Brandon Addeo | News Editor
In the mid-1930s, Duquesne sports were very different than they are now. The football team competed in — and won — a national bowl game, and the basketball team enjoyed a string of prolific seasons. In the middle of it all, reporting for The Duke, was Leo Plunkett, who served as co-sports editor from 1936 to 1937.
Plunkett, who is 100 years old, visited Duquesne’s Veteran’s Breakfast on Nov. 11. A native Pittsburgher who currently lives in Penn Hills, Plunkett was drafted in World War II and served in the South Pacific theater. He earned the Bronze Star medal for his service.
Plunkett, an English major, started writing for The Duke sports section in as a freshman in 1934 and then became co-editor of the sports section with fellow student Ray Fagan. Back then, The Duke’s office was in St. Martin’s Hall.
Plunkett and Fagan co-wrote a weekly sports opinion column in The Duke called “Thru the Field Glasses.” Plunkett also occasionally wrote a “Sports Oddities” column.
It was a memorable era for Duquesne athletics, Plunkett said.
“The big thing was that [the football team] beat Pitt one time,” he said with a laugh.
The Dukes shut out the Pitt Panthers 7-0 on Oct. 17, 1936, at Pitt Stadium. The game’s sole score was a 71-yard touchdown run by Duquesne’s George Matsik.
Plunkett said the city had come up with a theory about Duquesne’s upset win.
“The Diocese of Pittsburgh had a men’s gathering at Pitt Stadium [before] Duquesne played Pitt. And they said that all those Catholics blessed the stadium, so that’s how Duquesne won,” he said, with a laugh.

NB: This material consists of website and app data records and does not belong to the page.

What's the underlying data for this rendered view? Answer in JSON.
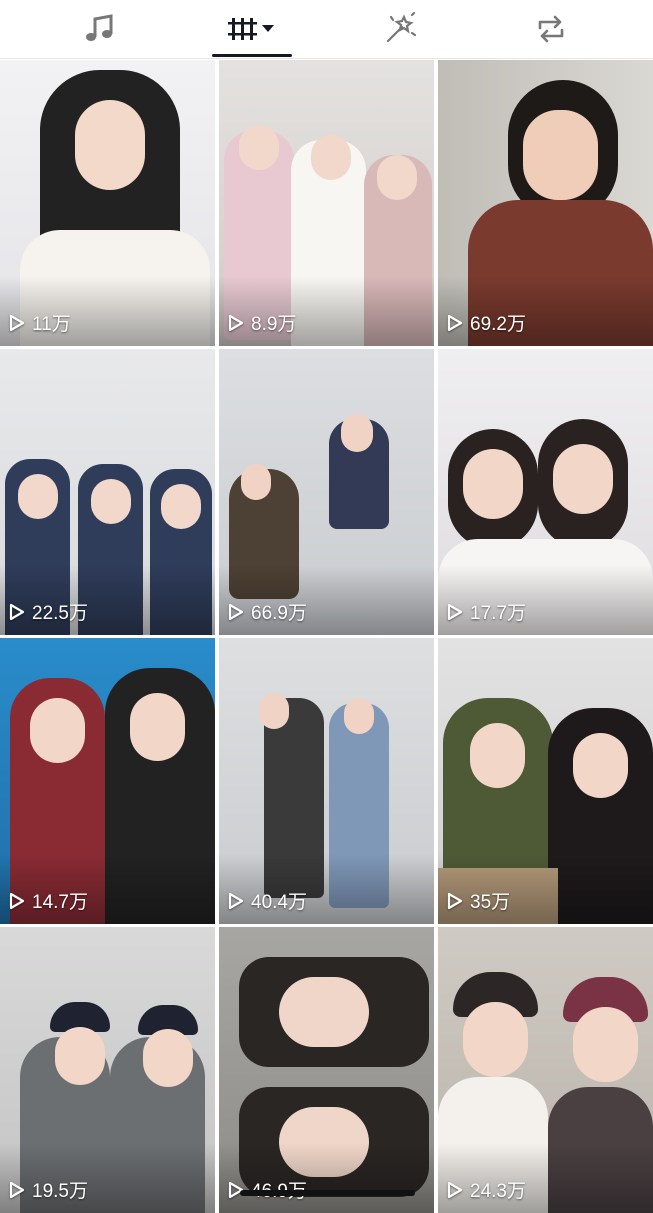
{
  "tabs": [
    {
      "name": "music",
      "icon": "music-note-icon"
    },
    {
      "name": "videos",
      "icon": "video-grid-icon",
      "active": true
    },
    {
      "name": "favorites",
      "icon": "magic-wand-icon"
    },
    {
      "name": "reposts",
      "icon": "repost-icon"
    }
  ],
  "videos": [
    {
      "views": "11万",
      "theme": "#ededf0"
    },
    {
      "views": "8.9万",
      "theme": "#d9d6d3"
    },
    {
      "views": "69.2万",
      "theme": "#c8c7c2"
    },
    {
      "views": "22.5万",
      "theme": "#dfe0e2"
    },
    {
      "views": "66.9万",
      "theme": "#d7d9dc"
    },
    {
      "views": "17.7万",
      "theme": "#e6e4e6"
    },
    {
      "views": "14.7万",
      "theme": "#2f8fc8"
    },
    {
      "views": "40.4万",
      "theme": "#d4d6d8"
    },
    {
      "views": "35万",
      "theme": "#d8d8d8"
    },
    {
      "views": "19.5万",
      "theme": "#cfd0cf"
    },
    {
      "views": "46.9万",
      "theme": "#9e9c99"
    },
    {
      "views": "24.3万",
      "theme": "#c9c4bd"
    }
  ]
}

Plunkett said his favorite Duquesne football players from his time at the university were Chet Airhart, Boyd Brumbaugh and Mike Basrak, the team’s captain and Duquesne’s first-ever All-American.
That year, the football team, known at the time as the “Bluffites” and the “Hilltoppers” for their location atop the Bluff, capped off the season with its biggest win in history — a 13-12 win in the famed Orange Bowl in Miami, Florida, over Mississippi State. The team ended that season ranked no. 14 in the Associated Press polls, with a record of eight wins and two losses.
In the 1930s, the Duquesne football team did not play games on campus. While they practiced on a field near Old Main, they competed at the now demolished Forbes Field in Oakland, which was then also the home of the Pittsburgh Pirates, according to David Saba, Duquesne’s associate athletic director of media relations.
Rooney Field, Duquesne football’s home field, did not exist until 1993.
Duquesne basketball also made its home in Oakland in the 1930s, at the now demolished Duquesne Gardens arena. Duquesne basketball’s current home, the A.J. Palumbo Center, was not built until 1988.
Plunkett said the Duquesne basketball player he remembers the best is Ed Kweller, who played from 1935 to 1937.
“He was the only guy over six feet [tall] on the basketball team. All the rest were short,” he laughed.
Under coach Charles “Chick” Davies, the team strung together four successful seasons in the mid-1930s — between the 1932-33 and 1935-36 seasons, the Dukes has an overall record of 66 wins against just seven losses.